Instructions to follow: Without changing anything, reproduce every record below.

-------------------------

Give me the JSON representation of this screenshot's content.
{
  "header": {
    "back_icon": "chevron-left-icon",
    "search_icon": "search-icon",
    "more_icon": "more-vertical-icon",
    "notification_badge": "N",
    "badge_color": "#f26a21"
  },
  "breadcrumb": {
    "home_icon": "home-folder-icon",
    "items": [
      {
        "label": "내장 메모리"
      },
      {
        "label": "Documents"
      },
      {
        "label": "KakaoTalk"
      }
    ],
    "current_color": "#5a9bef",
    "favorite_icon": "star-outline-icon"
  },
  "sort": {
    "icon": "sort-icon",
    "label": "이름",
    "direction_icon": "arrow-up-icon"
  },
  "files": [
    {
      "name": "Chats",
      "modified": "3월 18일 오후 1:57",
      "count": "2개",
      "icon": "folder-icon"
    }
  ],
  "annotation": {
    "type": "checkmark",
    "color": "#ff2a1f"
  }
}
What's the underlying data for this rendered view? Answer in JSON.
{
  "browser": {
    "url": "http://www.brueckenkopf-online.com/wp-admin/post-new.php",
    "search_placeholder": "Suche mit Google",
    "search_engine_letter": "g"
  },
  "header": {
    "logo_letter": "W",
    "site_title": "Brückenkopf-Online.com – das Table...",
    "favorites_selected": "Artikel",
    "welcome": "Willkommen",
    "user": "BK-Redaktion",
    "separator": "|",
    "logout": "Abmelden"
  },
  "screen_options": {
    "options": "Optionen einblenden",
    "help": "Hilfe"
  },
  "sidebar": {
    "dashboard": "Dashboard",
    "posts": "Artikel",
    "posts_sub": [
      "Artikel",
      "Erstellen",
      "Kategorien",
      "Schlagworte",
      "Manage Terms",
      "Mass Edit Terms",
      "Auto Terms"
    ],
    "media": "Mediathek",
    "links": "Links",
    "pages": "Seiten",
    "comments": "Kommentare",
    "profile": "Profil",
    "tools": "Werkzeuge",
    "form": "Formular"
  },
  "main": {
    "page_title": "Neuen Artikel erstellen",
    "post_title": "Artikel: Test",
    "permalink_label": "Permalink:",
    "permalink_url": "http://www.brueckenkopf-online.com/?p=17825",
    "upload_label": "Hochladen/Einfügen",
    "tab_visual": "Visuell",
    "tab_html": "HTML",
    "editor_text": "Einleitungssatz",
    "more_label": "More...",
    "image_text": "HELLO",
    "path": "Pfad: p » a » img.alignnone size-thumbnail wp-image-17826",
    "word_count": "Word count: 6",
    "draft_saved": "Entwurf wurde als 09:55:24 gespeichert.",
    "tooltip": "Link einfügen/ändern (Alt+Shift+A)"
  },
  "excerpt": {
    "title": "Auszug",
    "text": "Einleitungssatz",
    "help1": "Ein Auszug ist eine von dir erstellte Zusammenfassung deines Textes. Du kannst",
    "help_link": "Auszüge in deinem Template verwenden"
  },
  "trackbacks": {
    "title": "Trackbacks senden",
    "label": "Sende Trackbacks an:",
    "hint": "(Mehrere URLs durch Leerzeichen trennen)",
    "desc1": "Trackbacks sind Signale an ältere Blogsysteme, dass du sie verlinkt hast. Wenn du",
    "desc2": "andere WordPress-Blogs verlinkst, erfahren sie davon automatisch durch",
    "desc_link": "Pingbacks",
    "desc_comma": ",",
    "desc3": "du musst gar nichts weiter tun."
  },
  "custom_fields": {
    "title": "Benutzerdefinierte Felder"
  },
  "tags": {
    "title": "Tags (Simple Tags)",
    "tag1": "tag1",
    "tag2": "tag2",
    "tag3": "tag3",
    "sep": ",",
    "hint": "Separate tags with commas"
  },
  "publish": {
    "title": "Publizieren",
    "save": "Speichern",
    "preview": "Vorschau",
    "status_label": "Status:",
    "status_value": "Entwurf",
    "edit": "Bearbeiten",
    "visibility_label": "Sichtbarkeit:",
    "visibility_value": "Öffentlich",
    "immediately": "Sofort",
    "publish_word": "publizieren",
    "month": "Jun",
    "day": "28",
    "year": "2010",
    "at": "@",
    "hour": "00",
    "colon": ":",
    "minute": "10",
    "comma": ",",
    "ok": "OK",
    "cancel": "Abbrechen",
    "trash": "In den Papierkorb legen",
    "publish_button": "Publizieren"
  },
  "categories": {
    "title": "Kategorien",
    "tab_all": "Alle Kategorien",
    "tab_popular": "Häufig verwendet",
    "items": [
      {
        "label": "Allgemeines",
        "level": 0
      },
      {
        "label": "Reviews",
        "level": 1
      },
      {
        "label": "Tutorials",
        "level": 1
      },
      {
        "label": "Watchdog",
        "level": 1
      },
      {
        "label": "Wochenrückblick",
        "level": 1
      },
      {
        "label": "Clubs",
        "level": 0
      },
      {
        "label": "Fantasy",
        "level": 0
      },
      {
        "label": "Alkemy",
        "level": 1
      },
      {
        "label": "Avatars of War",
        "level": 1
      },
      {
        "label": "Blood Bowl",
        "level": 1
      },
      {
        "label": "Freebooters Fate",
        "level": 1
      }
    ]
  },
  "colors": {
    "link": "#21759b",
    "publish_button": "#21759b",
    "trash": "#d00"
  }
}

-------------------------

Written response:
Give me the JSON representation of this screenshot's content.
{
  "header": {
    "back_icon": "chevron-left-icon",
    "search_icon": "search-icon",
    "more_icon": "more-vertical-icon",
    "notification_badge": "N",
    "badge_color": "#f26a21"
  },
  "breadcrumb": {
    "home_icon": "home-folder-icon",
    "items": [
      {
        "label": "내장 메모리"
      },
      {
        "label": "Documents"
      },
      {
        "label": "KakaoTalk"
      }
    ],
    "current_color": "#5a9bef",
    "favorite_icon": "star-outline-icon"
  },
  "sort": {
    "icon": "sort-icon",
    "label": "이름",
    "direction_icon": "arrow-up-icon"
  },
  "files": [
    {
      "name": "Chats",
      "modified": "3월 18일 오후 1:57",
      "count": "2개",
      "icon": "folder-icon"
    }
  ],
  "annotation": {
    "type": "checkmark",
    "color": "#ff2a1f"
  }
}
What's the underlying data for this rendered view? Answer in JSON.
{
  "browser": {
    "url": "http://www.brueckenkopf-online.com/wp-admin/post-new.php",
    "search_placeholder": "Suche mit Google",
    "search_engine_letter": "g"
  },
  "header": {
    "logo_letter": "W",
    "site_title": "Brückenkopf-Online.com – das Table...",
    "favorites_selected": "Artikel",
    "welcome": "Willkommen",
    "user": "BK-Redaktion",
    "separator": "|",
    "logout": "Abmelden"
  },
  "screen_options": {
    "options": "Optionen einblenden",
    "help": "Hilfe"
  },
  "sidebar": {
    "dashboard": "Dashboard",
    "posts": "Artikel",
    "posts_sub": [
      "Artikel",
      "Erstellen",
      "Kategorien",
      "Schlagworte",
      "Manage Terms",
      "Mass Edit Terms",
      "Auto Terms"
    ],
    "media": "Mediathek",
    "links": "Links",
    "pages": "Seiten",
    "comments": "Kommentare",
    "profile": "Profil",
    "tools": "Werkzeuge",
    "form": "Formular"
  },
  "main": {
    "page_title": "Neuen Artikel erstellen",
    "post_title": "Artikel: Test",
    "permalink_label": "Permalink:",
    "permalink_url": "http://www.brueckenkopf-online.com/?p=17825",
    "upload_label": "Hochladen/Einfügen",
    "tab_visual": "Visuell",
    "tab_html": "HTML",
    "editor_text": "Einleitungssatz",
    "more_label": "More...",
    "image_text": "HELLO",
    "path": "Pfad: p » a » img.alignnone size-thumbnail wp-image-17826",
    "word_count": "Word count: 6",
    "draft_saved": "Entwurf wurde als 09:55:24 gespeichert.",
    "tooltip": "Link einfügen/ändern (Alt+Shift+A)"
  },
  "excerpt": {
    "title": "Auszug",
    "text": "Einleitungssatz",
    "help1": "Ein Auszug ist eine von dir erstellte Zusammenfassung deines Textes. Du kannst",
    "help_link": "Auszüge in deinem Template verwenden"
  },
  "trackbacks": {
    "title": "Trackbacks senden",
    "label": "Sende Trackbacks an:",
    "hint": "(Mehrere URLs durch Leerzeichen trennen)",
    "desc1": "Trackbacks sind Signale an ältere Blogsysteme, dass du sie verlinkt hast. Wenn du",
    "desc2": "andere WordPress-Blogs verlinkst, erfahren sie davon automatisch durch",
    "desc_link": "Pingbacks",
    "desc_comma": ",",
    "desc3": "du musst gar nichts weiter tun."
  },
  "custom_fields": {
    "title": "Benutzerdefinierte Felder"
  },
  "tags": {
    "title": "Tags (Simple Tags)",
    "tag1": "tag1",
    "tag2": "tag2",
    "tag3": "tag3",
    "sep": ",",
    "hint": "Separate tags with commas"
  },
  "publish": {
    "title": "Publizieren",
    "save": "Speichern",
    "preview": "Vorschau",
    "status_label": "Status:",
    "status_value": "Entwurf",
    "edit": "Bearbeiten",
    "visibility_label": "Sichtbarkeit:",
    "visibility_value": "Öffentlich",
    "immediately": "Sofort",
    "publish_word": "publizieren",
    "month": "Jun",
    "day": "28",
    "year": "2010",
    "at": "@",
    "hour": "00",
    "colon": ":",
    "minute": "10",
    "comma": ",",
    "ok": "OK",
    "cancel": "Abbrechen",
    "trash": "In den Papierkorb legen",
    "publish_button": "Publizieren"
  },
  "categories": {
    "title": "Kategorien",
    "tab_all": "Alle Kategorien",
    "tab_popular": "Häufig verwendet",
    "items": [
      {
        "label": "Allgemeines",
        "level": 0
      },
      {
        "label": "Reviews",
        "level": 1
      },
      {
        "label": "Tutorials",
        "level": 1
      },
      {
        "label": "Watchdog",
        "level": 1
      },
      {
        "label": "Wochenrückblick",
        "level": 1
      },
      {
        "label": "Clubs",
        "level": 0
      },
      {
        "label": "Fantasy",
        "level": 0
      },
      {
        "label": "Alkemy",
        "level": 1
      },
      {
        "label": "Avatars of War",
        "level": 1
      },
      {
        "label": "Blood Bowl",
        "level": 1
      },
      {
        "label": "Freebooters Fate",
        "level": 1
      }
    ]
  },
  "colors": {
    "link": "#21759b",
    "publish_button": "#21759b",
    "trash": "#d00"
  }
}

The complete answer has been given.